**Given data**:
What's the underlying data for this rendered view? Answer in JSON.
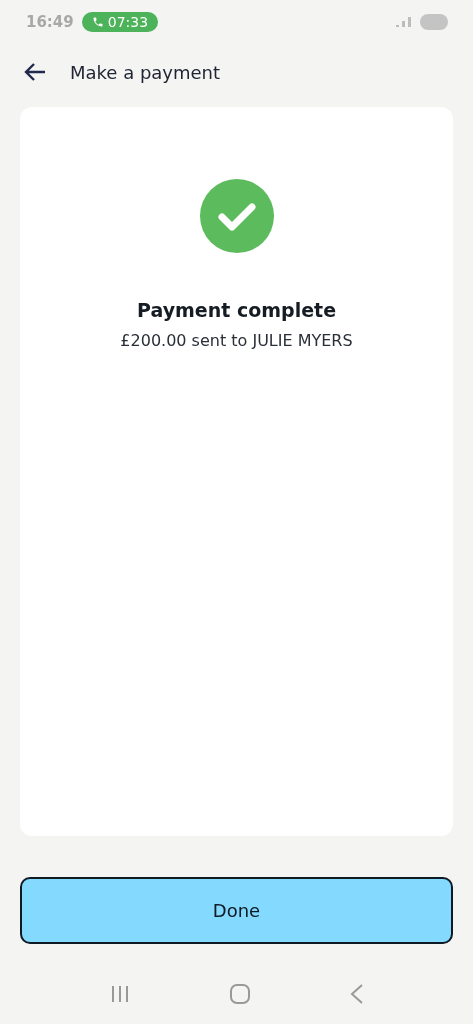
{
  "status_bar": {
    "time": "16:49",
    "call_timer": "07:33"
  },
  "header": {
    "title": "Make a payment"
  },
  "result": {
    "title": "Payment complete",
    "message": "£200.00 sent to JULIE MYERS"
  },
  "buttons": [
    "Done"
  ]
}
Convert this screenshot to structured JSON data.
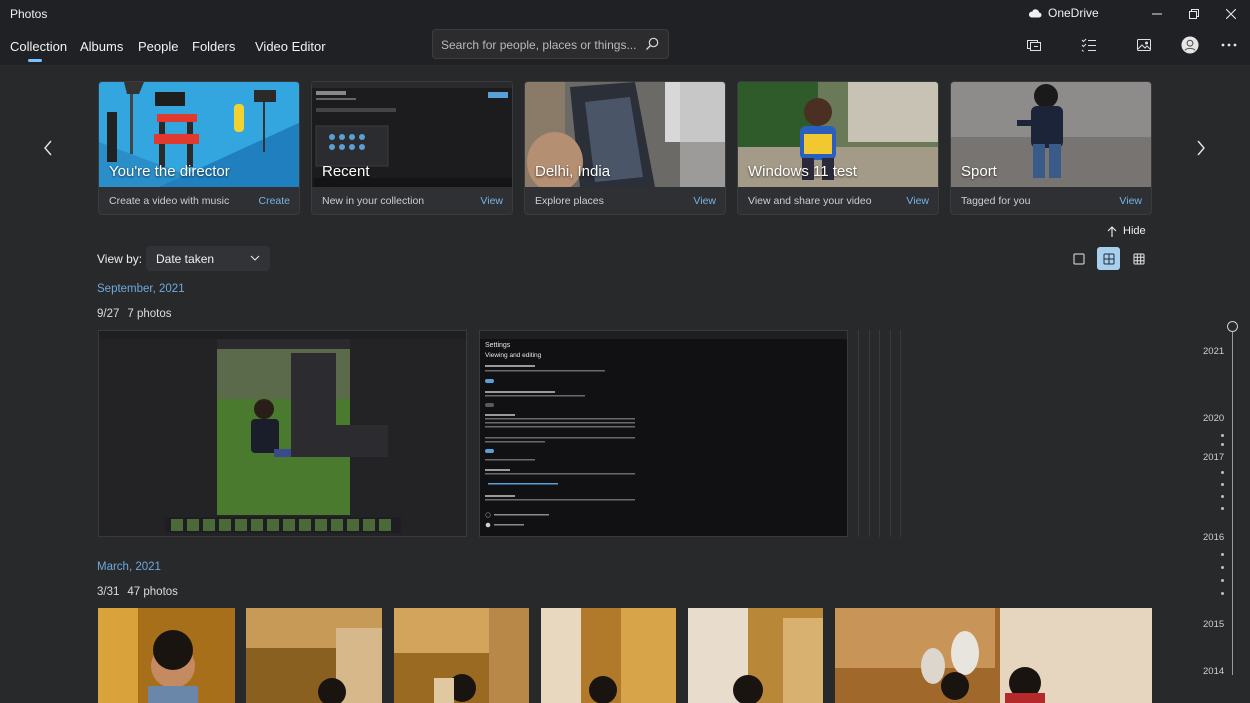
{
  "window": {
    "app_title": "Photos",
    "onedrive_label": "OneDrive"
  },
  "nav": {
    "tabs": [
      {
        "label": "Collection",
        "active": true
      },
      {
        "label": "Albums"
      },
      {
        "label": "People"
      },
      {
        "label": "Folders"
      },
      {
        "label": "Video Editor"
      }
    ]
  },
  "search": {
    "placeholder": "Search for people, places or things..."
  },
  "cards": [
    {
      "title": "You're the director",
      "subtitle": "Create a video with music",
      "action": "Create"
    },
    {
      "title": "Recent",
      "subtitle": "New in your collection",
      "action": "View"
    },
    {
      "title": "Delhi, India",
      "subtitle": "Explore places",
      "action": "View"
    },
    {
      "title": "Windows 11 test",
      "subtitle": "View and share your video",
      "action": "View"
    },
    {
      "title": "Sport",
      "subtitle": "Tagged for you",
      "action": "View"
    }
  ],
  "hide_label": "Hide",
  "view_by": {
    "label": "View by:",
    "value": "Date taken"
  },
  "groups": [
    {
      "month": "September, 2021",
      "date": "9/27",
      "count": "7 photos"
    },
    {
      "month": "March, 2021",
      "date": "3/31",
      "count": "47 photos"
    }
  ],
  "screenshot_thumbs": {
    "settings_title": "Settings",
    "settings_heading": "Viewing and editing"
  },
  "timeline": {
    "years": [
      "2021",
      "2020",
      "2017",
      "2016",
      "2015",
      "2014"
    ]
  },
  "colors": {
    "accent": "#78c3ff",
    "link": "#6fa8dc",
    "active_view_mode": "#a9cfee"
  }
}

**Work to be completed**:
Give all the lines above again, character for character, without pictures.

**Written response**:
What's the underlying data for this rendered view? Answer in JSON.
{
  "status_bar": {
    "time": "16:49",
    "call_timer": "07:33"
  },
  "header": {
    "title": "Make a payment"
  },
  "result": {
    "title": "Payment complete",
    "message": "£200.00 sent to JULIE MYERS"
  },
  "buttons": [
    "Done"
  ]
}
Convert this screenshot to structured JSON data.
{
  "window": {
    "app_title": "Photos",
    "onedrive_label": "OneDrive"
  },
  "nav": {
    "tabs": [
      {
        "label": "Collection",
        "active": true
      },
      {
        "label": "Albums"
      },
      {
        "label": "People"
      },
      {
        "label": "Folders"
      },
      {
        "label": "Video Editor"
      }
    ]
  },
  "search": {
    "placeholder": "Search for people, places or things..."
  },
  "cards": [
    {
      "title": "You're the director",
      "subtitle": "Create a video with music",
      "action": "Create"
    },
    {
      "title": "Recent",
      "subtitle": "New in your collection",
      "action": "View"
    },
    {
      "title": "Delhi, India",
      "subtitle": "Explore places",
      "action": "View"
    },
    {
      "title": "Windows 11 test",
      "subtitle": "View and share your video",
      "action": "View"
    },
    {
      "title": "Sport",
      "subtitle": "Tagged for you",
      "action": "View"
    }
  ],
  "hide_label": "Hide",
  "view_by": {
    "label": "View by:",
    "value": "Date taken"
  },
  "groups": [
    {
      "month": "September, 2021",
      "date": "9/27",
      "count": "7 photos"
    },
    {
      "month": "March, 2021",
      "date": "3/31",
      "count": "47 photos"
    }
  ],
  "screenshot_thumbs": {
    "settings_title": "Settings",
    "settings_heading": "Viewing and editing"
  },
  "timeline": {
    "years": [
      "2021",
      "2020",
      "2017",
      "2016",
      "2015",
      "2014"
    ]
  },
  "colors": {
    "accent": "#78c3ff",
    "link": "#6fa8dc",
    "active_view_mode": "#a9cfee"
  }
}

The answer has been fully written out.